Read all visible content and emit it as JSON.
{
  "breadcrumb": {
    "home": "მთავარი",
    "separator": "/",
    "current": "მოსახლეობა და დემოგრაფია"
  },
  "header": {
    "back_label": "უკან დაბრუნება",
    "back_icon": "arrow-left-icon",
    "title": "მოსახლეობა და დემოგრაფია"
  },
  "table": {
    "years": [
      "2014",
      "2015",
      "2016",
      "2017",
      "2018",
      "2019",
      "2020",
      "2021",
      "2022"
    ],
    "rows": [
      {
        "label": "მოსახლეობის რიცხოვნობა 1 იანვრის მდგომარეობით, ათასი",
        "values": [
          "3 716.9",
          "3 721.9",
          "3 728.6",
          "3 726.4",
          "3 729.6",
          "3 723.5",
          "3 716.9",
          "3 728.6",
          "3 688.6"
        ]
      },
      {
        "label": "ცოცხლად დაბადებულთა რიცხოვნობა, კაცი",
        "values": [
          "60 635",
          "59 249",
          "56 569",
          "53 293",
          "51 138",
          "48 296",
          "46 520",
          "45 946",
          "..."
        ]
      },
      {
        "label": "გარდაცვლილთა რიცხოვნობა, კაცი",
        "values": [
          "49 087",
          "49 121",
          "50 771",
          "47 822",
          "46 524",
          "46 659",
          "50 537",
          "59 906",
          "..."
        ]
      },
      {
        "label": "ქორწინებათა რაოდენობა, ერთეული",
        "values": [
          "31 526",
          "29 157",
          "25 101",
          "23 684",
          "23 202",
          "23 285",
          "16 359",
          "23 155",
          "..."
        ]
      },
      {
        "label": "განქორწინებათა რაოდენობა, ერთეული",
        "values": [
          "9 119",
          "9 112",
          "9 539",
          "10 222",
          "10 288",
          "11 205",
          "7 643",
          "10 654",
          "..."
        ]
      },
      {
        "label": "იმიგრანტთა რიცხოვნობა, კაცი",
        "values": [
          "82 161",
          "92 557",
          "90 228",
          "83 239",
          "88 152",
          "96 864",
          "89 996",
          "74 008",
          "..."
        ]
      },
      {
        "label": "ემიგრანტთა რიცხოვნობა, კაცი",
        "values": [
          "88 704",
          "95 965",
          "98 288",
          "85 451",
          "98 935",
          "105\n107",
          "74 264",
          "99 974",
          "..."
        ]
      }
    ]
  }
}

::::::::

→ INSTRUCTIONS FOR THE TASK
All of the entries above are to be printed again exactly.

→ TASK OUTPUT
Read all visible content and emit it as JSON.
{
  "breadcrumb": {
    "home": "მთავარი",
    "separator": "/",
    "current": "მოსახლეობა და დემოგრაფია"
  },
  "header": {
    "back_label": "უკან დაბრუნება",
    "back_icon": "arrow-left-icon",
    "title": "მოსახლეობა და დემოგრაფია"
  },
  "table": {
    "years": [
      "2014",
      "2015",
      "2016",
      "2017",
      "2018",
      "2019",
      "2020",
      "2021",
      "2022"
    ],
    "rows": [
      {
        "label": "მოსახლეობის რიცხოვნობა 1 იანვრის მდგომარეობით, ათასი",
        "values": [
          "3 716.9",
          "3 721.9",
          "3 728.6",
          "3 726.4",
          "3 729.6",
          "3 723.5",
          "3 716.9",
          "3 728.6",
          "3 688.6"
        ]
      },
      {
        "label": "ცოცხლად დაბადებულთა რიცხოვნობა, კაცი",
        "values": [
          "60 635",
          "59 249",
          "56 569",
          "53 293",
          "51 138",
          "48 296",
          "46 520",
          "45 946",
          "..."
        ]
      },
      {
        "label": "გარდაცვლილთა რიცხოვნობა, კაცი",
        "values": [
          "49 087",
          "49 121",
          "50 771",
          "47 822",
          "46 524",
          "46 659",
          "50 537",
          "59 906",
          "..."
        ]
      },
      {
        "label": "ქორწინებათა რაოდენობა, ერთეული",
        "values": [
          "31 526",
          "29 157",
          "25 101",
          "23 684",
          "23 202",
          "23 285",
          "16 359",
          "23 155",
          "..."
        ]
      },
      {
        "label": "განქორწინებათა რაოდენობა, ერთეული",
        "values": [
          "9 119",
          "9 112",
          "9 539",
          "10 222",
          "10 288",
          "11 205",
          "7 643",
          "10 654",
          "..."
        ]
      },
      {
        "label": "იმიგრანტთა რიცხოვნობა, კაცი",
        "values": [
          "82 161",
          "92 557",
          "90 228",
          "83 239",
          "88 152",
          "96 864",
          "89 996",
          "74 008",
          "..."
        ]
      },
      {
        "label": "ემიგრანტთა რიცხოვნობა, კაცი",
        "values": [
          "88 704",
          "95 965",
          "98 288",
          "85 451",
          "98 935",
          "105\n107",
          "74 264",
          "99 974",
          "..."
        ]
      }
    ]
  }
}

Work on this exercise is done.